It may take some trial and error before you figure out exactly why your pup is relieving themselves in the garden - but with some patience and understanding you should be able to get them back on track soon enough!
When it comes to preventing dogs from pooping in your garden, the use of deterrents and repellents can be effective, however there are alternatives. Some pet owners opt for non-chemical methods such as training their dog not to go in the garden, or using a physical barrier such as a fence to keep the animal away.
Another approach is to use natural scents or odors that are unpleasant to canines. This could include planting certain flowers or herbs that give off a scent that dogs do not like, or spreading citrus peels around the area. In addition, some people recommend adding an irritant such as pepper flakes or cayenne powder to the soil surface. All these methods can help discourage dogs from pooping in your garden without relying on chemical solutions.

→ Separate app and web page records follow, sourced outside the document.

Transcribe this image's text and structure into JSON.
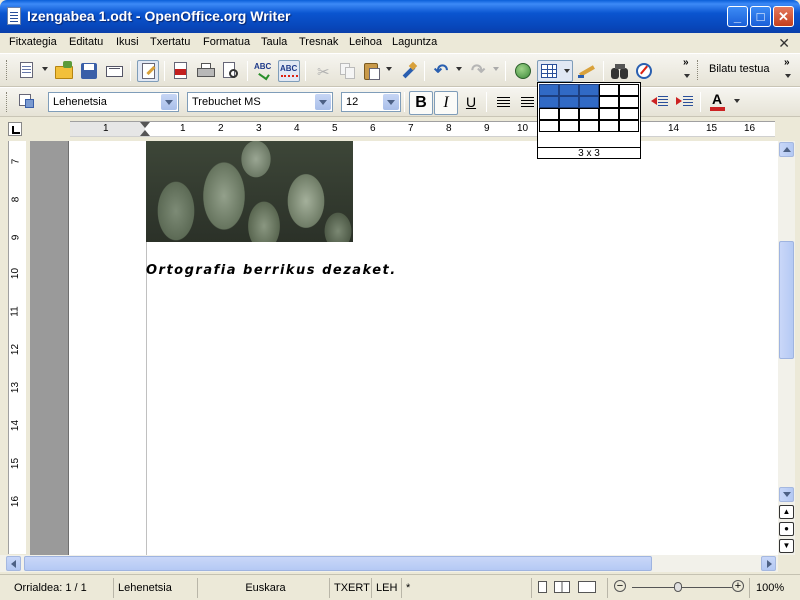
{
  "window": {
    "title": "Izengabea 1.odt - OpenOffice.org Writer"
  },
  "menu": {
    "items": [
      "Fitxategia",
      "Editatu",
      "Ikusi",
      "Txertatu",
      "Formatua",
      "Taula",
      "Tresnak",
      "Leihoa",
      "Laguntza"
    ]
  },
  "formatting": {
    "paragraph_style": "Lehenetsia",
    "font_name": "Trebuchet MS",
    "font_size": "12",
    "bold_label": "B",
    "italic_label": "I",
    "underline_label": "U"
  },
  "find": {
    "label": "Bilatu testua"
  },
  "table_popup": {
    "size_label": "3 x 3",
    "rows": 4,
    "cols": 5,
    "selected_rows": 2,
    "selected_cols": 3
  },
  "ruler": {
    "h_numbers": [
      "1",
      "1",
      "2",
      "3",
      "4",
      "5",
      "6",
      "7",
      "8",
      "9",
      "10",
      "14",
      "15",
      "16"
    ],
    "v_numbers": [
      "7",
      "8",
      "9",
      "10",
      "11",
      "12",
      "13",
      "14",
      "15",
      "16"
    ]
  },
  "document": {
    "text": "Ortografia berrikus dezaket."
  },
  "status": {
    "page": "Orrialdea: 1 / 1",
    "style": "Lehenetsia",
    "language": "Euskara",
    "insert_mode": "TXERT",
    "selection_mode": "LEH",
    "modified": "*",
    "zoom": "100%"
  },
  "colors": {
    "titlebar": "#0a55d0",
    "selection": "#316ac5"
  },
  "icons": [
    "new-document-icon",
    "open-folder-icon",
    "save-icon",
    "email-icon",
    "edit-file-icon",
    "export-pdf-icon",
    "print-icon",
    "print-preview-icon",
    "spellcheck-icon",
    "autospellcheck-icon",
    "cut-icon",
    "copy-icon",
    "paste-icon",
    "format-paintbrush-icon",
    "undo-icon",
    "redo-icon",
    "navigator-icon",
    "table-icon",
    "draw-functions-icon",
    "find-binoculars-icon",
    "gallery-icon"
  ]
}
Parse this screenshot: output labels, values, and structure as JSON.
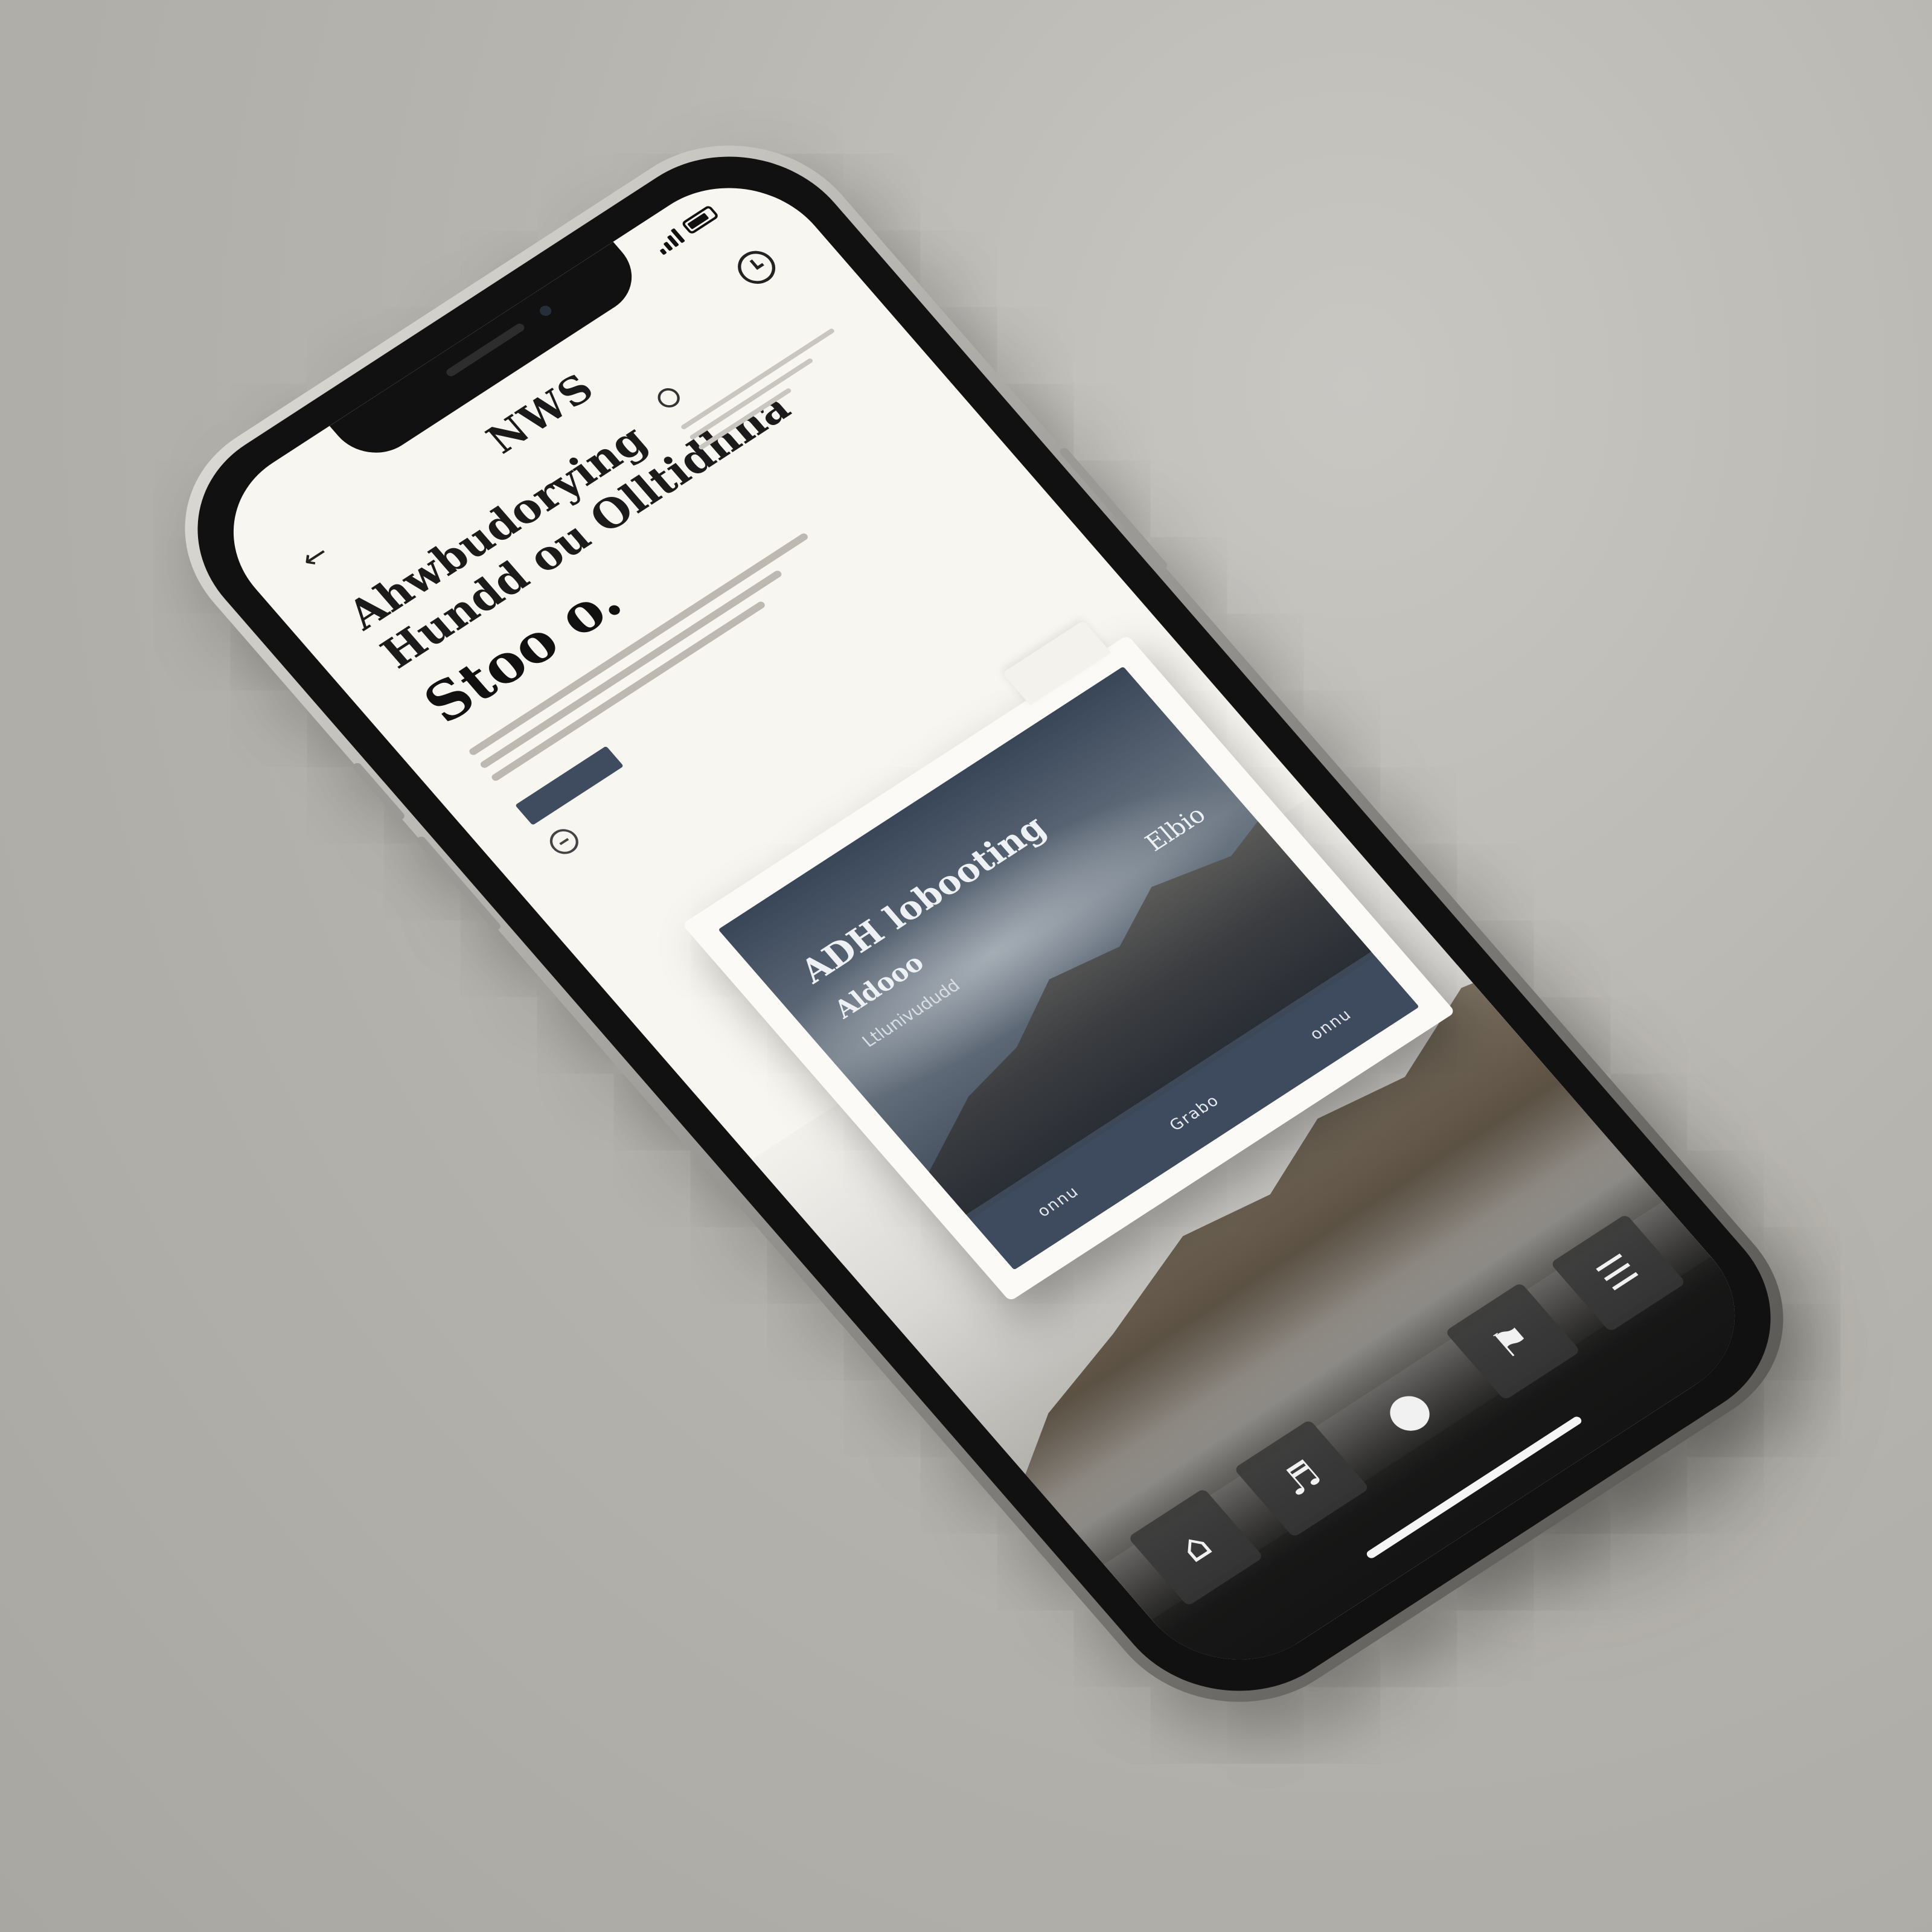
{
  "status_bar": {
    "time": "",
    "signal": "signal-icon",
    "battery": "battery-icon"
  },
  "header": {
    "brand": "NWS",
    "back_icon": "back-arrow-icon",
    "clock_icon": "clock-icon"
  },
  "article": {
    "headline": "Ahwbudorying",
    "headline_line2": "Hundd ou Olltidhna",
    "headline_large": "Stoo o.",
    "side_time": "",
    "byline": "",
    "read_button": ""
  },
  "card": {
    "title": "ADH lobooting",
    "subtitle": "Aldooo",
    "desc": "Ltlunivududd",
    "tag": "Elbio",
    "footer_items": [
      "onnu",
      "Grabo",
      "onnu"
    ]
  },
  "tab_bar": {
    "items": [
      {
        "label": "",
        "icon": "home-icon"
      },
      {
        "label": "",
        "icon": "headphones-icon"
      },
      {
        "label": "",
        "icon": "profile-icon"
      },
      {
        "label": "",
        "icon": "bookmark-icon"
      },
      {
        "label": "",
        "icon": "menu-icon"
      }
    ]
  },
  "colors": {
    "accent": "#3e4b5f",
    "paper": "#f8f6f0",
    "ink": "#111111"
  }
}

It is worth noting that whatever approach you take, consistency is key; if you want any of these methods to work it is important to stick with them over time and remain patient while they take effect.
The thought of dogs pooping in our garden is enough to make anyone cringe. It's an annoying, smelly problem that can be difficult to solve. Fortunately, there are some steps we can take to help stop the problem for good.
First, it's important to understand what kind of garden is suitable for a dog and how to clean up any messes they may leave behind. This will help ensure that your garden is safe and hygienic. Additionally, you should look out for signs of fear or anxiety in your pup as this could be a major factor in why they're pooping in your garden.
Finally, there are several effective alternatives to using deterrents and repellents that can help tackle the issue without causing stress or discomfort to your furry friend. These include providing appropriate designated areas for them to go potty, using positive reinforcement techniques such as treats and praise when they do the right thing, and setting up barricades or fencing around certain sections of the garden if needed. Taking these steps can make all the difference when it comes to keeping your garden free from doggy doo-doo – almost miraculously so!